| WHAT NEEDS TO BE DONE |
Please give all of the data again, character for character, and drop the pictures.

| INFORMATION PROVIDED |
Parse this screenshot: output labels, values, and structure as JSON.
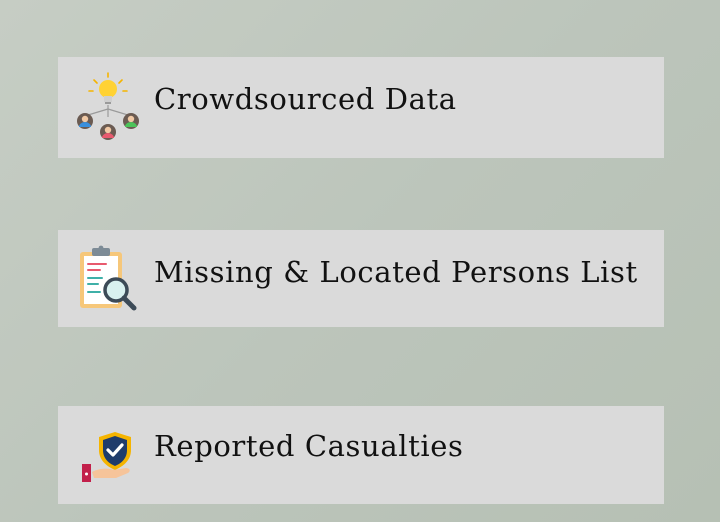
{
  "menu": {
    "items": [
      {
        "label": "Crowdsourced Data",
        "icon": "crowdsource-lightbulb-icon"
      },
      {
        "label": "Missing & Located Persons List",
        "icon": "clipboard-search-icon"
      },
      {
        "label": "Reported Casualties",
        "icon": "shield-hand-icon"
      }
    ]
  },
  "colors": {
    "background": "#bfc8be",
    "card": "#dadada",
    "text": "#111111"
  }
}
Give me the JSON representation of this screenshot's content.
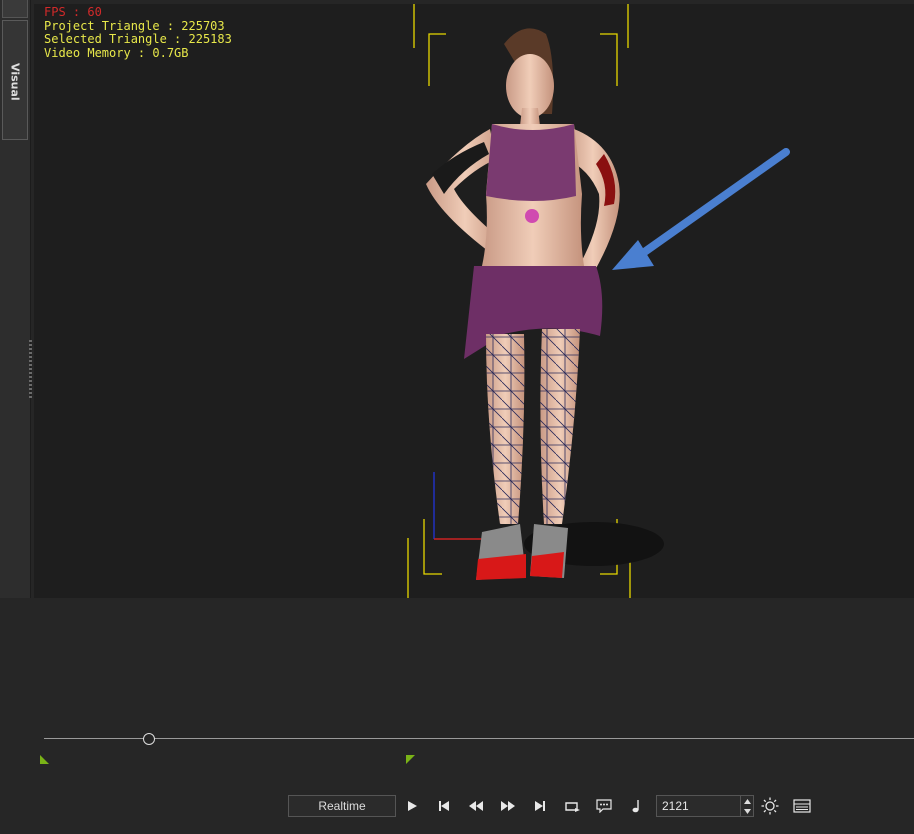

| ANSWER |
Parse this screenshot: output labels, values, and structure as JSON.
{
  "menu": {
    "items": [
      {
        "label": "Crowdsourced Data",
        "icon": "crowdsource-lightbulb-icon"
      },
      {
        "label": "Missing & Located Persons List",
        "icon": "clipboard-search-icon"
      },
      {
        "label": "Reported Casualties",
        "icon": "shield-hand-icon"
      }
    ]
  },
  "colors": {
    "background": "#bfc8be",
    "card": "#dadada",
    "text": "#111111"
  }
}
Give me the JSON representation of this screenshot's content.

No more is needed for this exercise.